Li Haidong, a professor at the Institute of International Relations at China Foreign Affairs University: The US trade war with China reflects several features of bilateral relations. First, the change in the two sides’ foreign policy orientation toward each other is evident. There was a time when China-US relations accounted for a considerable part in our foreign policy, once the relations with the US were handled well, other relations would be naturally smooth. While China policy was only a small part of overall US foreign relations. Today in China’s overall diplomacy, the US is of a small part, while China has become the center of focus for the US, with its policy in Africa, Latin America and South Pacific being largely driven by that of China.

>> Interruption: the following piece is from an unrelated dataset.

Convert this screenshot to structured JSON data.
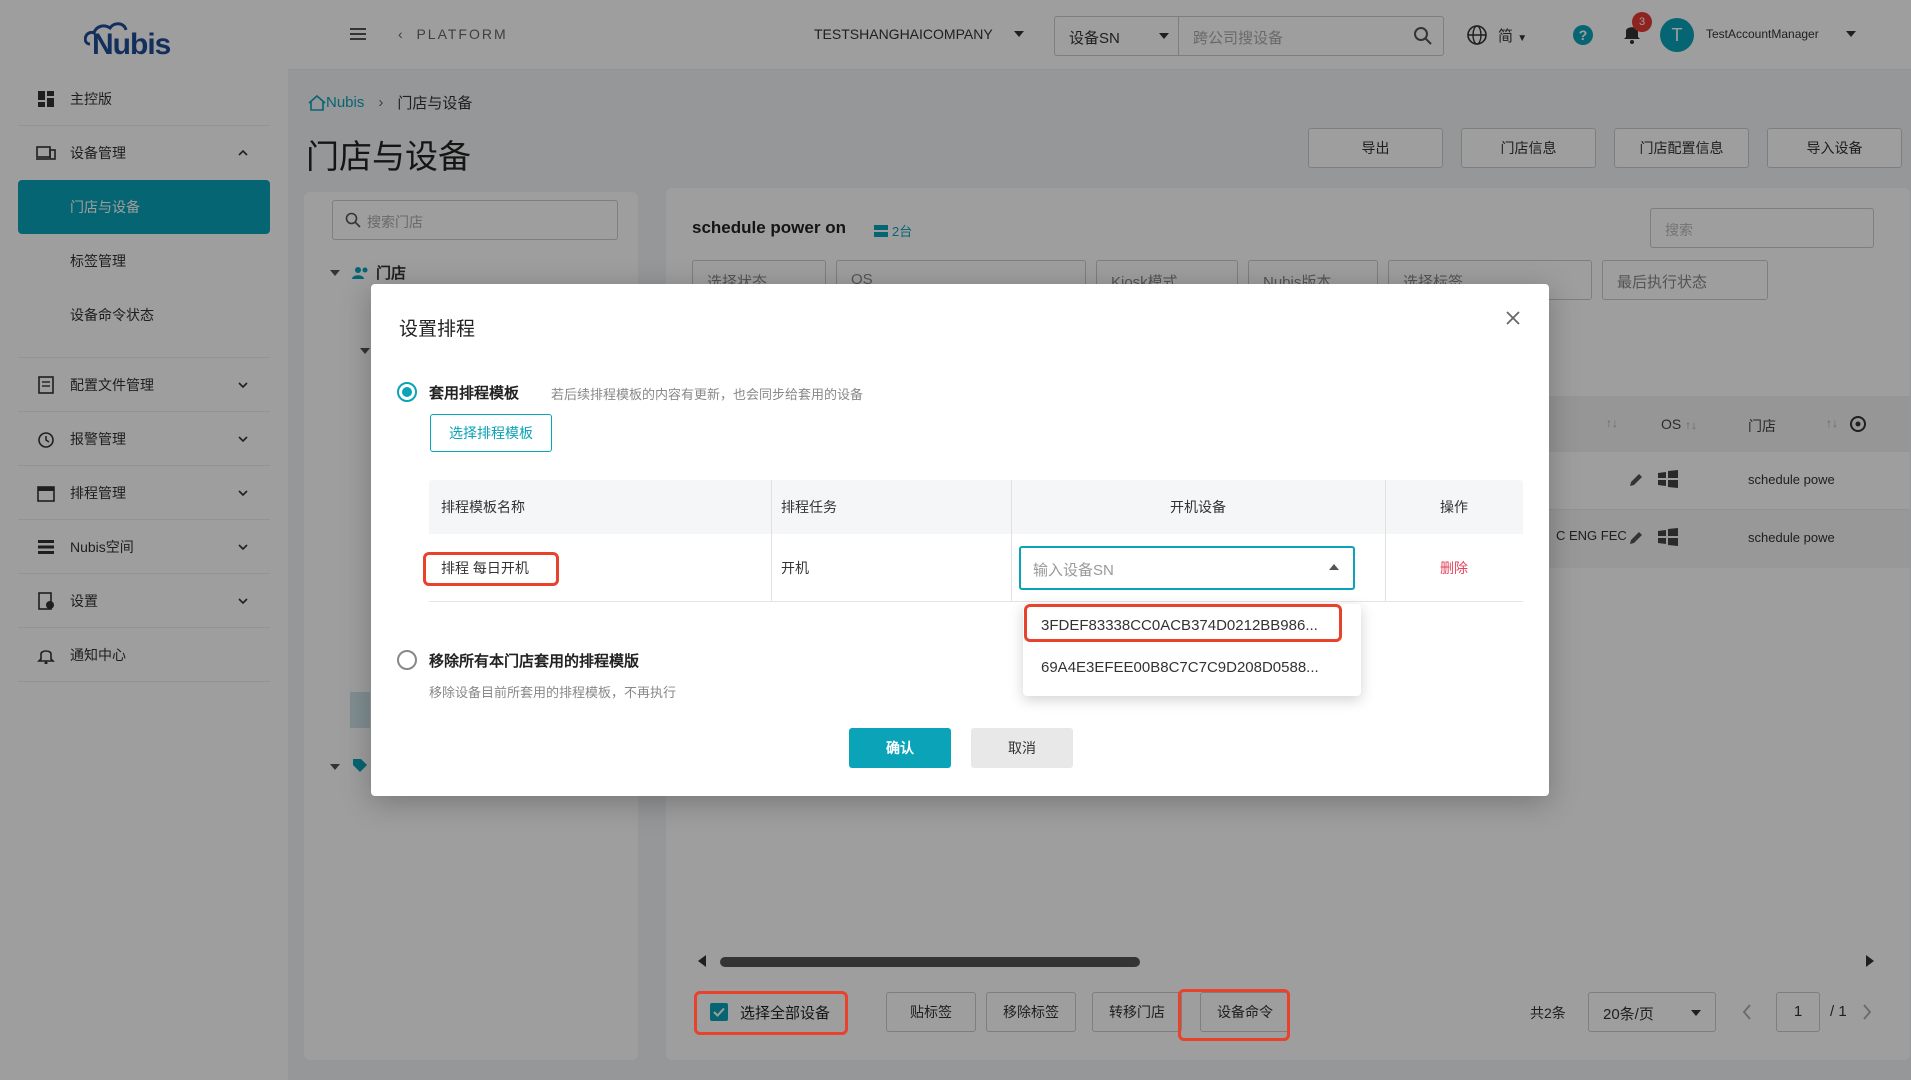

Second, there is indeed a “deadlock” in China-US relations. It is mostly led by the misinterpretation and misjudgment of US diplomacy toward China. This is deeply related to the long-standing policy tradition of the US that has habitually made mistakes in major aspects such as its understanding of China and the definition of strategic goals. Therefore, it is difficult to expect the US to develop a balanced and objective understanding of China in the short term.

Third, the solution to change this “deadlock” can be found in China’s overall diplomatic strategy. In other words, China will focus on diplomacy with emerging economies as well as diplomacy with European, African and Latin American countries. With higher-quality mutual relations, a possible outcome will be reached that will eventually bring the US policy toward China back to a pragmatic and responsible path.

Fourth, US mentality of dealing with China-US relations based on national strength shows no essential change, but we should note the changes in US public opinion toward China. Unlike China’s pragmatic understanding of the US, the Americans’ attitude toward China has become more “hostile” under the influence of the US media and politicians. Next, in the interaction between China and the US, we should try our best to overcome traditional and emerging problems, so as to finally reach a benign situation of practical cooperation.

Cheng Yawen, a professor at the School of International Relations and Public Affairs of the Shanghai International Studies University: Recently, we often came across the term “Global South” in both domestic and foreign media. In the past, China mainly cooperated with Western countries with the US at the core in terms of foreign trade. But as the US tries to decouple from China by launching the trade war, cooperating more closely with the Global South or third world countries inevitably becomes an alternative.

I think we need a new “three ring” environment. The first ring is China’s neighboring countries including Asean members, neighboring East Asian countries, Central Asian countries, and Russia. The second ring is the majority of third world countries in Asia, Africa and Latin America. The third ring is traditional Western countries.

There was a lot of cooperation between China and the US, especially in the 1970s and 1980s. At that time, China and the US had a common foe: the Soviet Union. Meanwhile, China was not powerful and the US did not think China was able to challenge its core interests. Now the two elements no longer exist. We can only try our best to bring bilateral relations back to the right track, although the outcome may not be positive. We should also try to maintain cooperation with Western countries.

Today, we should continue to open up, not only to the West, but also to Asia, Africa and Latin America. The importance of third world countries to China has been lifted.

This article was first published in the Global Times on April 24, 2023. The Global Times is an English-language Chinese tabloid under the People’s Daily, the flagship newspaper of China’s ruling Communist Party. The views expressed here are the scholars’ and not necessarily those of The Manila Times.